  4. Heather Baker says
    I'm afraid that's going to be me in a year or two. Rex is super excited for kindergarten, but we'll see how long that lasts. I'm more concerned about the other kids' at school and the negative influence they'll be. I used to be super against home schooling...but...good thing we get to change our minds a lot. Good for you and good luck.
  5. As a teacher, I can not see how another teacher would discourage a child from reading above their grade level. If the child can read AND comprehend, there shouldn't be a problem. The biggest concern with allowing a child to read above grade level is that they won't comprehend. But it sounds like your child clearly can comprehend. Good for you for advocating for your child. Best of luck on your homeschooling adventures!
    • I couldn't understand it either, but I talked to several other parents in my area who have had similar experiences. The schools are run just a bit differently here than I've experienced in other places. We just had our first day of homeschool today and I think it is going to work our very well for our family this year.
  6. I've never before considered home schooling before but you seriously have me considering it...I'm not going to lie--that really intimidates me though.
  7. Rebecca Parsons says
    You are embarking on a wonderful journey in seeing you children learn from you. I think it is such a blessing to be able to homeschool your children. My children are all almost grown and with all the things they have had to deal with in school, I wish I would have done it.
  8. Benjamin Finnell says
    Welcome to the club! Kind of fun that we are both starting homeschooling in the same year with our kids. I'm looking forward to teaching the kids this coming year. We've got a lot of fun things planned in our curriculum: music, art, French, plus all the "normal" subjects. Have you seen HSLDA's website? They are a legal defense and advice site (with lots of other useful information) for homeschool families. The url is: http://www.hslda.org/ and they have discounts for military families.
  9. if i didnt work full time i would love to homeschool. I hate the public school system and i don't want my kids in it at all. But i love this post and hopefully one day i wil be able to homeschool my kids too like you have! thanks for all you do! xoxo
  10. shelly peterson says
    Congrats on your decision, I think it is going to go well for both you and your son. There are for sure many things wrong with the public school system, but there is no way I could home school my son. It's not for every one but I applaud all who are able to do it.
    • Yeah, it really a huge time commitment, and I'm grateful that it is a commitment that I'm able to make.

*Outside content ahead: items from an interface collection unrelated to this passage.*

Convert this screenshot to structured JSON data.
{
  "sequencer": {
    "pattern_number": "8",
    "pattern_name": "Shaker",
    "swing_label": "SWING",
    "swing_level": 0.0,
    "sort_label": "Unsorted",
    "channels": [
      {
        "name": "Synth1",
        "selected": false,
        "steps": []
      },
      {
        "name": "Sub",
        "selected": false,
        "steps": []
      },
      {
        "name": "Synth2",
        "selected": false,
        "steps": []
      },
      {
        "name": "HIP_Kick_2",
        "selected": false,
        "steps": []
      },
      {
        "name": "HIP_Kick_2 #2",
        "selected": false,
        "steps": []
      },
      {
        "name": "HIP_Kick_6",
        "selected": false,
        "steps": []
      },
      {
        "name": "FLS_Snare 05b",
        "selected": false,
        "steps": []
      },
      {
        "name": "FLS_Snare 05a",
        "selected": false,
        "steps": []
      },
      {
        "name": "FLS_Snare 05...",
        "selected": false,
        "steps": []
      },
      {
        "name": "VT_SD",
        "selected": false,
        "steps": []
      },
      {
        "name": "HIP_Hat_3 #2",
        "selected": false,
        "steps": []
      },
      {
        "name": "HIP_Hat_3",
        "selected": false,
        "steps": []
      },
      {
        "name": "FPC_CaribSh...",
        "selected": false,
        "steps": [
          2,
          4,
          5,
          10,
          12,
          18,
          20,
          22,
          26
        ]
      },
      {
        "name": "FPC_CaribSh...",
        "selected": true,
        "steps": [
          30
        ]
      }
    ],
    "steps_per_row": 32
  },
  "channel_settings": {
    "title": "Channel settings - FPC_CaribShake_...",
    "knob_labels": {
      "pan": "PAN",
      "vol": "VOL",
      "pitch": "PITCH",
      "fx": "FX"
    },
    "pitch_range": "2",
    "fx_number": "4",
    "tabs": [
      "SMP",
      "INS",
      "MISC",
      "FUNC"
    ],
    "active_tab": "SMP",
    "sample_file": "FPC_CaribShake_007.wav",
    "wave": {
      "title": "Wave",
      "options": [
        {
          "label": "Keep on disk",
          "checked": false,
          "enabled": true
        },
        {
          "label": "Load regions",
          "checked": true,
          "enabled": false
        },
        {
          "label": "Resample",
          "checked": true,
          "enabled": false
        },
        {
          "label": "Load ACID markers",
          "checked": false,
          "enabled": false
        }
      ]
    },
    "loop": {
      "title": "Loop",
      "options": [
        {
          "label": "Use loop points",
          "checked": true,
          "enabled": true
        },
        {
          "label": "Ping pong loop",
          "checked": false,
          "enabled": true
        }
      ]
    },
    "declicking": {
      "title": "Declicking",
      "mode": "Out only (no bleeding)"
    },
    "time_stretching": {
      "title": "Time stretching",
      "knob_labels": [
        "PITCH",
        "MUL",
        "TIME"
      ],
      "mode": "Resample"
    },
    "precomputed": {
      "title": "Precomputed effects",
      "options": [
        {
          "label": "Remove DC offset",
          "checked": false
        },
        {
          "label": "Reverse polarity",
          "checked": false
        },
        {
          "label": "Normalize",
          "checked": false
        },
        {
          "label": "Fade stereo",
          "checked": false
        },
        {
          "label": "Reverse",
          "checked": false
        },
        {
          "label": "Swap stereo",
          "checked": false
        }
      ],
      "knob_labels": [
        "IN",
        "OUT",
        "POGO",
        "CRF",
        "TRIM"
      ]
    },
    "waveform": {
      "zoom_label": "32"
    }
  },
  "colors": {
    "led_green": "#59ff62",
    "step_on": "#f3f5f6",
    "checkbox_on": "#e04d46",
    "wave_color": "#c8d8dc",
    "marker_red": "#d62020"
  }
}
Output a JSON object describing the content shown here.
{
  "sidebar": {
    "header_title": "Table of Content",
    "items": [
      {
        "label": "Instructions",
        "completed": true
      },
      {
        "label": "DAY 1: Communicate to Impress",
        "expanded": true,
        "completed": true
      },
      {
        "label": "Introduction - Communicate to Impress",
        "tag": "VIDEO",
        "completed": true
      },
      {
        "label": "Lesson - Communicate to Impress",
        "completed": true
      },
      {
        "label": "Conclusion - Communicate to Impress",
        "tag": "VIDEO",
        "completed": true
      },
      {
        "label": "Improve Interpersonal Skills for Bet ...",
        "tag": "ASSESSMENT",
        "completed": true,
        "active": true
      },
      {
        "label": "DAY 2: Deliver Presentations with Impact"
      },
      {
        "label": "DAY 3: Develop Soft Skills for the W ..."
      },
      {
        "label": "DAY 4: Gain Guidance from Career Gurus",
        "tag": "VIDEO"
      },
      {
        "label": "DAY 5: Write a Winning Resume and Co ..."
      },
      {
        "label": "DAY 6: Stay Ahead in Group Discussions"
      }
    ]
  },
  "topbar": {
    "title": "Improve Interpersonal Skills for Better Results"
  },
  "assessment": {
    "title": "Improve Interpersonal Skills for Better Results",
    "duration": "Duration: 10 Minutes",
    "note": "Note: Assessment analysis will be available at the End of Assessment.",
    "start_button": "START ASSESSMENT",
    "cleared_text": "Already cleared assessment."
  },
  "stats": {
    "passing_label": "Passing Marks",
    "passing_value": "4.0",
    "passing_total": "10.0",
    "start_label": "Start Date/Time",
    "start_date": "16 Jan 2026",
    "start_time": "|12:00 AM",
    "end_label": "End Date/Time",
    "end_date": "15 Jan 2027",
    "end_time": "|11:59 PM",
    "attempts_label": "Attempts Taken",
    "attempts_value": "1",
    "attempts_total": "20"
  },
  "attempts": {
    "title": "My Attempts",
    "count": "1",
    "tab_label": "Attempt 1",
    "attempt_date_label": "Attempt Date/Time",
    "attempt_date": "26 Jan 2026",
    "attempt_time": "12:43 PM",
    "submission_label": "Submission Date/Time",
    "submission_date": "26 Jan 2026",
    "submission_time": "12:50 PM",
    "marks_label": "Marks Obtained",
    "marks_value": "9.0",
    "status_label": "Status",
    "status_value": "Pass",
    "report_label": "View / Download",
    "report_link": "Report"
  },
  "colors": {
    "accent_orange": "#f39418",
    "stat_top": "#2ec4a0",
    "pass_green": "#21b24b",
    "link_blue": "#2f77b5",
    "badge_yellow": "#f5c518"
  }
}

Someday I hope to live in a place where the schools are more in line with what I value in education. If that happens, and I'm hoping it will, we will be taking advantage of the public school system once again.